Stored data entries
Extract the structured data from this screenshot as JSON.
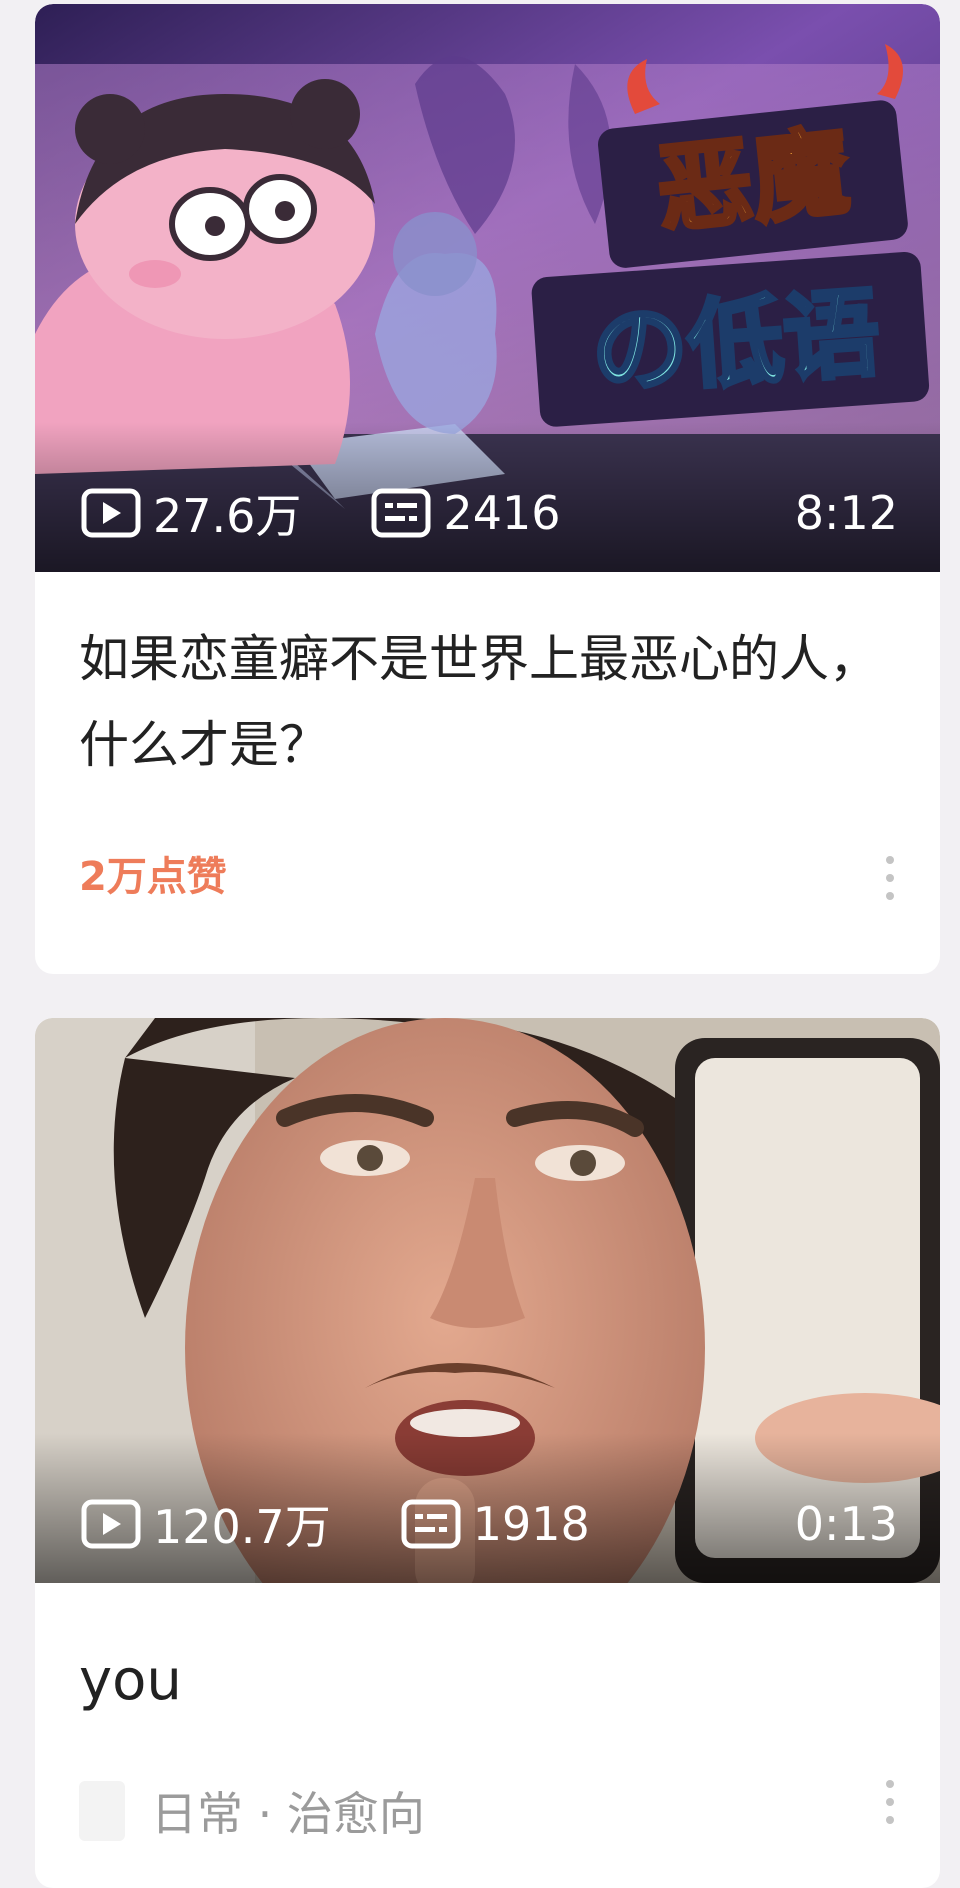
{
  "feed": [
    {
      "views": "27.6万",
      "comments": "2416",
      "duration": "8:12",
      "title": "如果恋童癖不是世界上最恶心的人，什么才是？",
      "likes": "2万点赞",
      "cover_text_line1": "恶魔",
      "cover_text_line2": "の低语"
    },
    {
      "views": "120.7万",
      "comments": "1918",
      "duration": "0:13",
      "title": "you",
      "tag": "日常 · 治愈向"
    }
  ],
  "colors": {
    "likes": "#ee7c5a",
    "background": "#f2f0f3",
    "cover_bg": "#7b4fa8"
  },
  "icons": [
    "play-icon",
    "danmaku-icon",
    "more-icon"
  ]
}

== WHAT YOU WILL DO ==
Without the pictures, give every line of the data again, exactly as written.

== PROBLEM SOLUTION ==
Extract the structured data from this screenshot as JSON.
{
  "feed": [
    {
      "views": "27.6万",
      "comments": "2416",
      "duration": "8:12",
      "title": "如果恋童癖不是世界上最恶心的人，什么才是？",
      "likes": "2万点赞",
      "cover_text_line1": "恶魔",
      "cover_text_line2": "の低语"
    },
    {
      "views": "120.7万",
      "comments": "1918",
      "duration": "0:13",
      "title": "you",
      "tag": "日常 · 治愈向"
    }
  ],
  "colors": {
    "likes": "#ee7c5a",
    "background": "#f2f0f3",
    "cover_bg": "#7b4fa8"
  },
  "icons": [
    "play-icon",
    "danmaku-icon",
    "more-icon"
  ]
}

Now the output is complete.